She referred to herself as my “future mother-in-law” while discussing traveling with family. It was funny and nobody really thought anything of it.

Then, we caught ourselves in the middle of  King Soopers flipping through a wedding magazine. “Who would EVER wear that?!” you’d say. “I know, right?”

At Whole Foods, we browsed the baked goods. “Best idea ever: wedding cheesecake.” You definitely agreed.

Walking through Walgreens, as nonchalantly as possible, you said “Our wedding is going to be Star Wars themed.” Without missing a beat, I replied with “I’ll wear a metal bikini.”

Sitting in your car listening to Dubstep, we discussed the developmental aspects of different children. “I can only see myself having one kid.” I said. “Really?” you said, surprised. “Yeah, I guess…” I replied. There was a long pause, then “We’re having a boy.

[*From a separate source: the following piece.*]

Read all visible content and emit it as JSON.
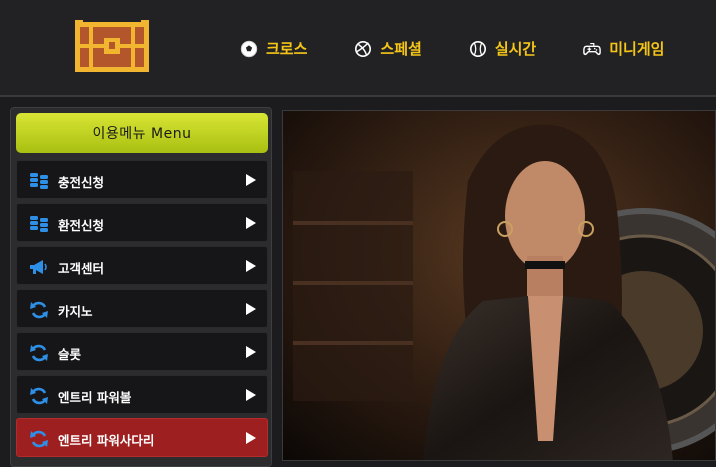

I’ve always wanted a boy.”

This all should feel a bit premature, but it doesn’t. Everything feels right, and I’m not letting it go any time soon.

We’re different: we are us. And there is nothing I could ever want more than that.

Alone with you…

September 12, 2011

This is the definition of disappointment.

I feel lonely, depressed, sick, and sad.

You asked me how you could possibly help.

“I want, more than anything, to feel taken care of.”

And now, I hear nothing from you.

I’ve never felt so ashamed for trusting you.

:/

September 5, 2011

It’s getting to that point where little things are changing… problem is, I can’t quite put my finger on what they are.

We both have some difficult things to deal with daily, but I just hope more than anything that we can help each other instead of pushing each other away.

I love you.